Partly this is a lesson about the very basic nature of the brain. When we are placed in a fight or flight state, blood flows to the more primitive regions — the amygdala (which causes fear and stress) or hypothalamus (which secretes the stress hormone cortisol). Moby and I talk a bit about the importance of reversing this biological process and getting the blood flowing to the parts of the brain, like the prefrontal cortex and other frontal lobes, that cause rational action and empathy. Music, in turns out, is one such way. By allowing us to focus on the simple beauties of life, it shifts our attention away from the thing that is causing anger or fear and puts us in a more reflective state.
Partly this is a lesson about sociology.

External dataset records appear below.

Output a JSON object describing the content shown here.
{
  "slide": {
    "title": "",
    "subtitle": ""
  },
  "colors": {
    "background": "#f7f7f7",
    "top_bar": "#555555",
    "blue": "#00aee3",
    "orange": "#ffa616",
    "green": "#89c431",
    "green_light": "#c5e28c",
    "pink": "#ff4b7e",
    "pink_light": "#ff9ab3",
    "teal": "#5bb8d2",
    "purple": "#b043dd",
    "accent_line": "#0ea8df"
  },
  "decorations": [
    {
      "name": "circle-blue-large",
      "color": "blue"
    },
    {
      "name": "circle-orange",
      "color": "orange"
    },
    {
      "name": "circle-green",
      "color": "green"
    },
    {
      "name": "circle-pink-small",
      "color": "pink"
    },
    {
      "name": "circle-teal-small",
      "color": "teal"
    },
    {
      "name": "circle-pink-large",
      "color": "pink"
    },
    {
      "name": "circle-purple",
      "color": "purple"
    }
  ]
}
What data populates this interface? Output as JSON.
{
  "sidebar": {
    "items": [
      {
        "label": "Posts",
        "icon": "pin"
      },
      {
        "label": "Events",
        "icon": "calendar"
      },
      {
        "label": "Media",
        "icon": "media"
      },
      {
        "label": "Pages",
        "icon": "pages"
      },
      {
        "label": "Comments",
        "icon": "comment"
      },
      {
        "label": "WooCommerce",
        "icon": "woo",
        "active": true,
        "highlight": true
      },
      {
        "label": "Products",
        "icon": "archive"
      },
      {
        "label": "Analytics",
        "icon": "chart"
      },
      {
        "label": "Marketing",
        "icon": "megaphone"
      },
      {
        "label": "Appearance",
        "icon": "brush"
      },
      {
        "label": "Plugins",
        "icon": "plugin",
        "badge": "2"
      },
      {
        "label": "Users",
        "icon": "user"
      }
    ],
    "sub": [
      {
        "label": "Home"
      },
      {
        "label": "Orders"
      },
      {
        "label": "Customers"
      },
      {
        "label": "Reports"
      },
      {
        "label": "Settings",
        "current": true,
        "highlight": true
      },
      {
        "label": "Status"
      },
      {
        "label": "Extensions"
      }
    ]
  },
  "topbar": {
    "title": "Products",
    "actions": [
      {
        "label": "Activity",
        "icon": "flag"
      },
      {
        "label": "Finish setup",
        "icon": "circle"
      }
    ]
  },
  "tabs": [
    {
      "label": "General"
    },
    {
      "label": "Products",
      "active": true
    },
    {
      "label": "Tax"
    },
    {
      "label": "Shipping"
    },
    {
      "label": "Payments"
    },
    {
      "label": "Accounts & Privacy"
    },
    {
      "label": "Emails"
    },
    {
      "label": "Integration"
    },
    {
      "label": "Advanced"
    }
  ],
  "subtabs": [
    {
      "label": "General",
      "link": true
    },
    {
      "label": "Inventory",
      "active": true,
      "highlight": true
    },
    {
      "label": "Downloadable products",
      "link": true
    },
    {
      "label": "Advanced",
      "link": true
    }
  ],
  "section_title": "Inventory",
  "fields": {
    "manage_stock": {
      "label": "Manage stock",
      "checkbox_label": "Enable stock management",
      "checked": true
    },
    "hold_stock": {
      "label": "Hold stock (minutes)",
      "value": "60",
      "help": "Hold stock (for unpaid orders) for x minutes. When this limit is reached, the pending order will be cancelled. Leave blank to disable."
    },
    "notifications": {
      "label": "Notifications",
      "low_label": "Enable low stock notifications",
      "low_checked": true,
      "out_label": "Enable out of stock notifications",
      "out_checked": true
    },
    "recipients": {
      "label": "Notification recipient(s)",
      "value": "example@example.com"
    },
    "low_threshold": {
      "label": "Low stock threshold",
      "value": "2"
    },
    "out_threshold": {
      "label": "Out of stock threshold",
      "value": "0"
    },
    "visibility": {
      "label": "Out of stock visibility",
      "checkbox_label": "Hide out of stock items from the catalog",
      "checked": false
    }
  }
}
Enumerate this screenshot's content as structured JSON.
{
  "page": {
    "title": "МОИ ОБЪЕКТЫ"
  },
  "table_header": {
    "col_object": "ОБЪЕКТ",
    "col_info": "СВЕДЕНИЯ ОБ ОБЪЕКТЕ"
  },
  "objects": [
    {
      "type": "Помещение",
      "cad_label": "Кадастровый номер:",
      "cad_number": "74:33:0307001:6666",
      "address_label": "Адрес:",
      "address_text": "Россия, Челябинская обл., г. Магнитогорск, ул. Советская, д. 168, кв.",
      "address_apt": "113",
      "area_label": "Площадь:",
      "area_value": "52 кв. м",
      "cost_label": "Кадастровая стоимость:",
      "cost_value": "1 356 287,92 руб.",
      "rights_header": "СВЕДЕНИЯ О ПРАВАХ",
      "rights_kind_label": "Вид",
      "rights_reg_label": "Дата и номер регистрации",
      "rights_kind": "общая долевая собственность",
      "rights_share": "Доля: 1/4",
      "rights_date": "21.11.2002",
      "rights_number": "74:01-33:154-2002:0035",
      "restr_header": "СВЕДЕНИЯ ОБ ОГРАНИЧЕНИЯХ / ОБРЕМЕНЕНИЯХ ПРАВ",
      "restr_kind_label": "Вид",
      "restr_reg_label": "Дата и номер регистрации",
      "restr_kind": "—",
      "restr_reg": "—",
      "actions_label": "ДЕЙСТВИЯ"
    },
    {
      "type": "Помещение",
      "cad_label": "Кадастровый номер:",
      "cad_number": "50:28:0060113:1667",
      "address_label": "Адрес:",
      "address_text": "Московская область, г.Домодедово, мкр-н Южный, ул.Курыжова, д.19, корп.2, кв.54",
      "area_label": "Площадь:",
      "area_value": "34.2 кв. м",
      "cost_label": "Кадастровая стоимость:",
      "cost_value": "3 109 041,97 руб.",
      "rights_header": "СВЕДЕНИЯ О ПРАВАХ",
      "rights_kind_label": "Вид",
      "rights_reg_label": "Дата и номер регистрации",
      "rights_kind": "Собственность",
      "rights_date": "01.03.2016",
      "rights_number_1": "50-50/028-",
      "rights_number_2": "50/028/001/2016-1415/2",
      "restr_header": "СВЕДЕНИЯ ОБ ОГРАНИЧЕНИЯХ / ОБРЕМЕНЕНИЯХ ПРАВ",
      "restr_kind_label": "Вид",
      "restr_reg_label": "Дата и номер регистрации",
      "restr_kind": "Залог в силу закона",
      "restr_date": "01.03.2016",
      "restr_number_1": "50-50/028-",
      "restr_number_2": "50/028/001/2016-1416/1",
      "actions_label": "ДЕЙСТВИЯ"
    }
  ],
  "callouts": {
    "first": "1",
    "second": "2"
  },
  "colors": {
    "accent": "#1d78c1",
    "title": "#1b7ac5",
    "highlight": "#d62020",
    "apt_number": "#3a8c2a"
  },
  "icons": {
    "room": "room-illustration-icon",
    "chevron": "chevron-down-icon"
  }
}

So much of modern life is teaching us to fight. But to solve the world’s greatest problems, and our personal problems too, we have to learn to do the opposite: cooperate and build, even in the face of disagreement. Too often, mob mentality leads us in a different direction. Resisting that, and the social media pile-ons that have become so common today, is crucial to creating change. The various public figures in the Smith/Rock debate, voicing condemnation on one side or the other, may draw attention, but it’s doubtful they’re creating positive change. To do that, we have to shift from condemnation to acknowledgement of each side’s perspective on a conflict, a much harder thing to do.
But partly this is a lesson about who we are as a species. And this is where Moby and I disagree, at least in part. Moby sees conflicts like what happened between Smith and Rock, or between him and Eminem, as an endemic part of the human condition. We are a species that simply wants to fight, even when it does no one any good. I push back on this, and point out the tremendous sacrifices so many have made, now and through history, to make the world a better place. We settle on a compromise, of sorts: perhaps humans can be good, or evil, based on everything from the brain regions that are activated, and the company that we keep. The question of who we are, if that is the case, is really just up to us.
The next few decades will be a crucial chance to answer that question.